* _EXERCISE BRIEF_:
Every line that contains the word "value" is to be copied from the listing.

▽

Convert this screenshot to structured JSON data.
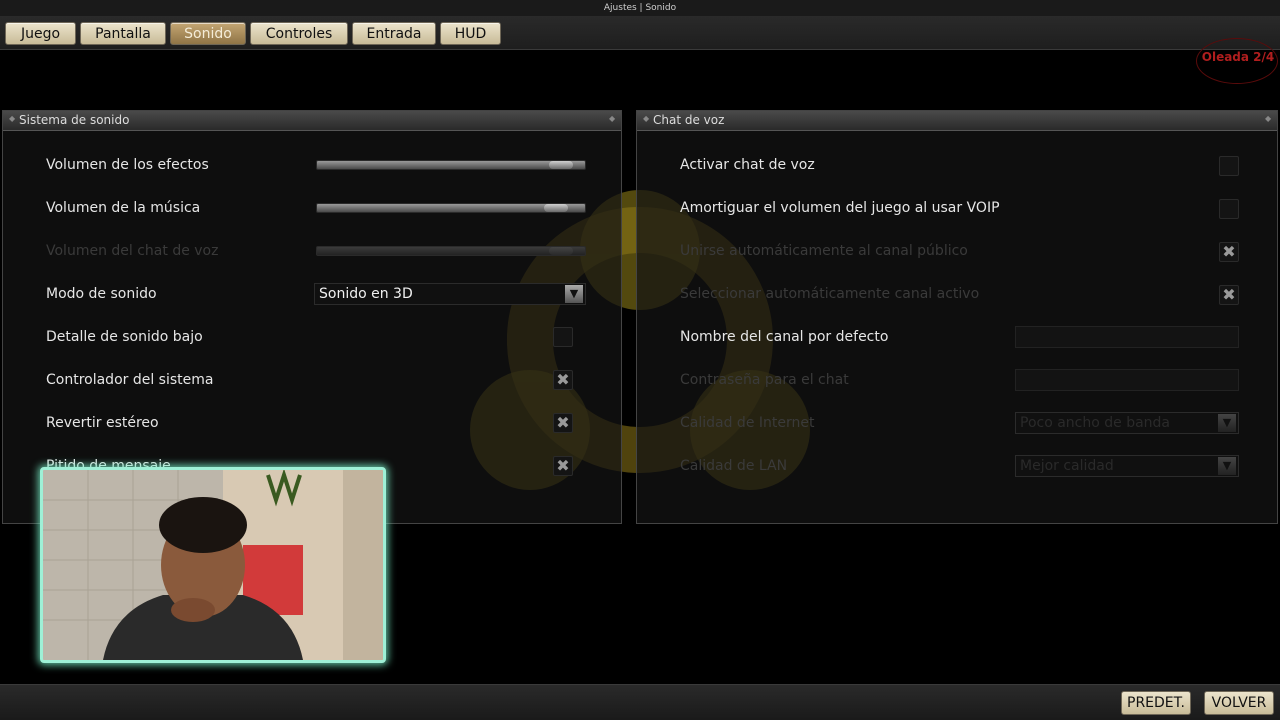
{
  "window": {
    "title": "Ajustes | Sonido"
  },
  "tabs": [
    {
      "label": "Juego"
    },
    {
      "label": "Pantalla"
    },
    {
      "label": "Sonido",
      "active": true
    },
    {
      "label": "Controles"
    },
    {
      "label": "Entrada"
    },
    {
      "label": "HUD"
    }
  ],
  "hud": {
    "wave_label": "Oleada 2/4"
  },
  "sound_panel": {
    "title": "Sistema de sonido",
    "effects_volume": {
      "label": "Volumen de los efectos",
      "value": 0.95
    },
    "music_volume": {
      "label": "Volumen de la música",
      "value": 0.93
    },
    "voice_chat_volume": {
      "label": "Volumen del chat de voz",
      "value": 0.95,
      "disabled": true
    },
    "sound_mode": {
      "label": "Modo de sonido",
      "value": "Sonido en 3D"
    },
    "low_sound_detail": {
      "label": "Detalle de sonido bajo",
      "checked": false
    },
    "system_driver": {
      "label": "Controlador del sistema",
      "checked": true
    },
    "reverse_stereo": {
      "label": "Revertir estéreo",
      "checked": true
    },
    "message_beep": {
      "label": "Pitido de mensaje",
      "checked": true
    }
  },
  "voice_panel": {
    "title": "Chat de voz",
    "enable_voice_chat": {
      "label": "Activar chat de voz",
      "checked": false
    },
    "duck_game_volume": {
      "label": "Amortiguar el volumen del juego al usar VOIP",
      "checked": false
    },
    "join_public_channel": {
      "label": "Unirse automáticamente al canal público",
      "checked": true,
      "disabled": true
    },
    "select_active_channel": {
      "label": "Seleccionar automáticamente canal activo",
      "checked": true,
      "disabled": true
    },
    "default_channel_name": {
      "label": "Nombre del canal por defecto",
      "value": ""
    },
    "chat_password": {
      "label": "Contraseña para el chat",
      "value": "",
      "disabled": true
    },
    "internet_quality": {
      "label": "Calidad de Internet",
      "value": "Poco ancho de banda",
      "disabled": true
    },
    "lan_quality": {
      "label": "Calidad de LAN",
      "value": "Mejor calidad",
      "disabled": true
    }
  },
  "bottom": {
    "defaults_label": "PREDET.",
    "back_label": "VOLVER"
  },
  "icons": {
    "checked_glyph": "✖",
    "dropdown_glyph": "▼",
    "corner_glyph": "◆"
  }
}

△

* _WRITTEN RESPONSE_:
      "value": 0.95
      "value": 0.93
      "value": 0.95,
      "value": "Sonido en 3D"
      "value": ""
      "value": "",
      "value": "Poco ancho de banda",
      "value": "Mejor calidad",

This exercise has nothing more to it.